Top of Working data
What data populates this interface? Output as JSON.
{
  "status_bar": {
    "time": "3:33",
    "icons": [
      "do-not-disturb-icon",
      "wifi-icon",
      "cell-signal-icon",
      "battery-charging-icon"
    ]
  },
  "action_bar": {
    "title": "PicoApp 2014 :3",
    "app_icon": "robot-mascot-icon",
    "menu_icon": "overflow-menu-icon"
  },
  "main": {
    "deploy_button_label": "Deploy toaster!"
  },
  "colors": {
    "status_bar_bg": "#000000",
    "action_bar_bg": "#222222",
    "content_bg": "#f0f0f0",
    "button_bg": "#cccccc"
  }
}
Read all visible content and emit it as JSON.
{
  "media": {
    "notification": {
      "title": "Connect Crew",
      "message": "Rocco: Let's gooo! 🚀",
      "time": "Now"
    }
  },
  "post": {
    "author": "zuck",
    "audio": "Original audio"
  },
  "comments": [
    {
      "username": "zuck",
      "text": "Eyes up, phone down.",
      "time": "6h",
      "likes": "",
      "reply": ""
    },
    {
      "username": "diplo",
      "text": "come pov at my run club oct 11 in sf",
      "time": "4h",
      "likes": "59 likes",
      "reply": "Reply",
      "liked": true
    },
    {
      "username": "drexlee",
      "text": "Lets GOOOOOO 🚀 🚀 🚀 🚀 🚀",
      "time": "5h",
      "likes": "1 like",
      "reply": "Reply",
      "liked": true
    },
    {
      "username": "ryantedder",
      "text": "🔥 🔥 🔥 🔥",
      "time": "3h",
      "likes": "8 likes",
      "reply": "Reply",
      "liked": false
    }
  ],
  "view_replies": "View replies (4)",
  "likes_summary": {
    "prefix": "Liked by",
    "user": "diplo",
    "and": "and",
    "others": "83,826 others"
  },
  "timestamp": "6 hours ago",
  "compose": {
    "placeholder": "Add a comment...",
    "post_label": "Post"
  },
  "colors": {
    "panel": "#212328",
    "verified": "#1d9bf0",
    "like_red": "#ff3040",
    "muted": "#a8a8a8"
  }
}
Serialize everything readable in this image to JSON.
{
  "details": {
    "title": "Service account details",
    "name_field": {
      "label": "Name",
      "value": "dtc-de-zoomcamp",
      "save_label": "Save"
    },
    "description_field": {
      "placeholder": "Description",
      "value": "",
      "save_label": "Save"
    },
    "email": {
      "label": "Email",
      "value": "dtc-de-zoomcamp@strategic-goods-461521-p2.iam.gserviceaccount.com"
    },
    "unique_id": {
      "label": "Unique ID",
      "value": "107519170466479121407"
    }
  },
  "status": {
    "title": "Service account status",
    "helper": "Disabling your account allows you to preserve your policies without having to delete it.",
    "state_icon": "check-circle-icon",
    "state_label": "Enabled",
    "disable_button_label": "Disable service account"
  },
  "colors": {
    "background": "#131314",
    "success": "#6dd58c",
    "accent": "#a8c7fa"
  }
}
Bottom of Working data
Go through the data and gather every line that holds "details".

  "details": {
    "title": "Service account details",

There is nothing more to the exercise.